Please retype the listing below, matching every line exactly.

*RECORDS PROVIDED:*
::::::::
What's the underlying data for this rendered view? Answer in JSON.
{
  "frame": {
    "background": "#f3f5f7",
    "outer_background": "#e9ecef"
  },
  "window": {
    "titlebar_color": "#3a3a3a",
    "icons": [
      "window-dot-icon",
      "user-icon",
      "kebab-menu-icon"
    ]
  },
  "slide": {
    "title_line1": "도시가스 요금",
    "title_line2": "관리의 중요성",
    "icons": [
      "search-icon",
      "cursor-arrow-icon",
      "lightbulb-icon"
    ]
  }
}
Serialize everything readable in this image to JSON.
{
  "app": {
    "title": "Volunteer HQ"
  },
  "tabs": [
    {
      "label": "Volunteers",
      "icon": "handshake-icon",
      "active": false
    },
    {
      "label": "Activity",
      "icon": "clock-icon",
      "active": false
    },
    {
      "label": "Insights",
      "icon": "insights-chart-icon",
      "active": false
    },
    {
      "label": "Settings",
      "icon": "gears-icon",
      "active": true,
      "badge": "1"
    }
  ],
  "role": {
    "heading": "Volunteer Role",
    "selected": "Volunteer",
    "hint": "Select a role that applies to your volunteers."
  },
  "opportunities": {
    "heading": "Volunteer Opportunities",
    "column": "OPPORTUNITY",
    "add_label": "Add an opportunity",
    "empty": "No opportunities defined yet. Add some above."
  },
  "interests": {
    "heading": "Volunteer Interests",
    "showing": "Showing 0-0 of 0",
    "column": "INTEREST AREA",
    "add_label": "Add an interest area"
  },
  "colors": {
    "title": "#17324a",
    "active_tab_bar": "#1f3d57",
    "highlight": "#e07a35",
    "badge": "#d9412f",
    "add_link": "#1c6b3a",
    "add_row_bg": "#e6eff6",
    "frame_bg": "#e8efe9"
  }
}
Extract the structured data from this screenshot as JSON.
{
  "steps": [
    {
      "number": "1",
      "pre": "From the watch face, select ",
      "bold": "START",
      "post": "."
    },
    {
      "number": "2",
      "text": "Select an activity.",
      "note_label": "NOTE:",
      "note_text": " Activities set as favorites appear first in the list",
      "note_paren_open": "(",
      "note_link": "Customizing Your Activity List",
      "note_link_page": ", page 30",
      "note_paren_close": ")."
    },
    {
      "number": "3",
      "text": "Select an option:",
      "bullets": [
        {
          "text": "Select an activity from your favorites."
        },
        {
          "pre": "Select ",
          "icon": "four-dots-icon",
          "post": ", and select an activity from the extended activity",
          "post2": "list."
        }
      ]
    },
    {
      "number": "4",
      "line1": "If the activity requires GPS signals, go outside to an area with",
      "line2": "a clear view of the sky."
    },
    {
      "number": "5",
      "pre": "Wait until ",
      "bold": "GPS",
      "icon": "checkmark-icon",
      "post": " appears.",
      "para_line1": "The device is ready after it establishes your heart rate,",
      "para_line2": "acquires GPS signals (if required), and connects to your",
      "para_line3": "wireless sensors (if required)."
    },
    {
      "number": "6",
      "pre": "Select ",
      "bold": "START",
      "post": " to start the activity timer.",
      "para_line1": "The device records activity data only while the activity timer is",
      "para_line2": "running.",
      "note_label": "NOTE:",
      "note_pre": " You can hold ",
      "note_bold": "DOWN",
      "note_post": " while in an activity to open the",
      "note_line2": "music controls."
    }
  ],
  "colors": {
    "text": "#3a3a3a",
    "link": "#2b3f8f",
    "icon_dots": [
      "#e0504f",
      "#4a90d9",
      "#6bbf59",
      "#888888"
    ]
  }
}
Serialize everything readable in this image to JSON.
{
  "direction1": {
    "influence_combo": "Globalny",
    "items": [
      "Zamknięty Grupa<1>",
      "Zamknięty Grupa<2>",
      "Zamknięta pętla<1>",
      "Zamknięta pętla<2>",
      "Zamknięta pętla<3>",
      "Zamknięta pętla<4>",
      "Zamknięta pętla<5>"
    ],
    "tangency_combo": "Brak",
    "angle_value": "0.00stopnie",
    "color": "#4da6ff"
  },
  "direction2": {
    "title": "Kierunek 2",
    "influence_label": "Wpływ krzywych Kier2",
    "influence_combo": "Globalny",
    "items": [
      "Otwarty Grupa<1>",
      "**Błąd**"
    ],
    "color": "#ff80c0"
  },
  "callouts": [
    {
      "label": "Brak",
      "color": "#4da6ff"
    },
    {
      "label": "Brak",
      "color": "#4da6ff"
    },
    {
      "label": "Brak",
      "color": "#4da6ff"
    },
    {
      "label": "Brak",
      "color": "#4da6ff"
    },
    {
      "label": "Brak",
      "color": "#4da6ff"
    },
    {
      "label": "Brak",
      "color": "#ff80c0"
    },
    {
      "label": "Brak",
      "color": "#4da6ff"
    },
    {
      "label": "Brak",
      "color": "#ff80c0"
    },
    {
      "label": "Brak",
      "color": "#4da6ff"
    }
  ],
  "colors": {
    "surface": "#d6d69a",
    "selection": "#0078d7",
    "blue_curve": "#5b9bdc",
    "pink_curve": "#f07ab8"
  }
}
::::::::
*OUTPUT OF THE TASK:*
What's the underlying data for this rendered view? Answer in JSON.
{
  "frame": {
    "background": "#f3f5f7",
    "outer_background": "#e9ecef"
  },
  "window": {
    "titlebar_color": "#3a3a3a",
    "icons": [
      "window-dot-icon",
      "user-icon",
      "kebab-menu-icon"
    ]
  },
  "slide": {
    "title_line1": "도시가스 요금",
    "title_line2": "관리의 중요성",
    "icons": [
      "search-icon",
      "cursor-arrow-icon",
      "lightbulb-icon"
    ]
  }
}
Serialize everything readable in this image to JSON.
{
  "app": {
    "title": "Volunteer HQ"
  },
  "tabs": [
    {
      "label": "Volunteers",
      "icon": "handshake-icon",
      "active": false
    },
    {
      "label": "Activity",
      "icon": "clock-icon",
      "active": false
    },
    {
      "label": "Insights",
      "icon": "insights-chart-icon",
      "active": false
    },
    {
      "label": "Settings",
      "icon": "gears-icon",
      "active": true,
      "badge": "1"
    }
  ],
  "role": {
    "heading": "Volunteer Role",
    "selected": "Volunteer",
    "hint": "Select a role that applies to your volunteers."
  },
  "opportunities": {
    "heading": "Volunteer Opportunities",
    "column": "OPPORTUNITY",
    "add_label": "Add an opportunity",
    "empty": "No opportunities defined yet. Add some above."
  },
  "interests": {
    "heading": "Volunteer Interests",
    "showing": "Showing 0-0 of 0",
    "column": "INTEREST AREA",
    "add_label": "Add an interest area"
  },
  "colors": {
    "title": "#17324a",
    "active_tab_bar": "#1f3d57",
    "highlight": "#e07a35",
    "badge": "#d9412f",
    "add_link": "#1c6b3a",
    "add_row_bg": "#e6eff6",
    "frame_bg": "#e8efe9"
  }
}
Extract the structured data from this screenshot as JSON.
{
  "steps": [
    {
      "number": "1",
      "pre": "From the watch face, select ",
      "bold": "START",
      "post": "."
    },
    {
      "number": "2",
      "text": "Select an activity.",
      "note_label": "NOTE:",
      "note_text": " Activities set as favorites appear first in the list",
      "note_paren_open": "(",
      "note_link": "Customizing Your Activity List",
      "note_link_page": ", page 30",
      "note_paren_close": ")."
    },
    {
      "number": "3",
      "text": "Select an option:",
      "bullets": [
        {
          "text": "Select an activity from your favorites."
        },
        {
          "pre": "Select ",
          "icon": "four-dots-icon",
          "post": ", and select an activity from the extended activity",
          "post2": "list."
        }
      ]
    },
    {
      "number": "4",
      "line1": "If the activity requires GPS signals, go outside to an area with",
      "line2": "a clear view of the sky."
    },
    {
      "number": "5",
      "pre": "Wait until ",
      "bold": "GPS",
      "icon": "checkmark-icon",
      "post": " appears.",
      "para_line1": "The device is ready after it establishes your heart rate,",
      "para_line2": "acquires GPS signals (if required), and connects to your",
      "para_line3": "wireless sensors (if required)."
    },
    {
      "number": "6",
      "pre": "Select ",
      "bold": "START",
      "post": " to start the activity timer.",
      "para_line1": "The device records activity data only while the activity timer is",
      "para_line2": "running.",
      "note_label": "NOTE:",
      "note_pre": " You can hold ",
      "note_bold": "DOWN",
      "note_post": " while in an activity to open the",
      "note_line2": "music controls."
    }
  ],
  "colors": {
    "text": "#3a3a3a",
    "link": "#2b3f8f",
    "icon_dots": [
      "#e0504f",
      "#4a90d9",
      "#6bbf59",
      "#888888"
    ]
  }
}
Serialize everything readable in this image to JSON.
{
  "direction1": {
    "influence_combo": "Globalny",
    "items": [
      "Zamknięty Grupa<1>",
      "Zamknięty Grupa<2>",
      "Zamknięta pętla<1>",
      "Zamknięta pętla<2>",
      "Zamknięta pętla<3>",
      "Zamknięta pętla<4>",
      "Zamknięta pętla<5>"
    ],
    "tangency_combo": "Brak",
    "angle_value": "0.00stopnie",
    "color": "#4da6ff"
  },
  "direction2": {
    "title": "Kierunek 2",
    "influence_label": "Wpływ krzywych Kier2",
    "influence_combo": "Globalny",
    "items": [
      "Otwarty Grupa<1>",
      "**Błąd**"
    ],
    "color": "#ff80c0"
  },
  "callouts": [
    {
      "label": "Brak",
      "color": "#4da6ff"
    },
    {
      "label": "Brak",
      "color": "#4da6ff"
    },
    {
      "label": "Brak",
      "color": "#4da6ff"
    },
    {
      "label": "Brak",
      "color": "#4da6ff"
    },
    {
      "label": "Brak",
      "color": "#4da6ff"
    },
    {
      "label": "Brak",
      "color": "#ff80c0"
    },
    {
      "label": "Brak",
      "color": "#4da6ff"
    },
    {
      "label": "Brak",
      "color": "#ff80c0"
    },
    {
      "label": "Brak",
      "color": "#4da6ff"
    }
  ],
  "colors": {
    "surface": "#d6d69a",
    "selection": "#0078d7",
    "blue_curve": "#5b9bdc",
    "pink_curve": "#f07ab8"
  }
}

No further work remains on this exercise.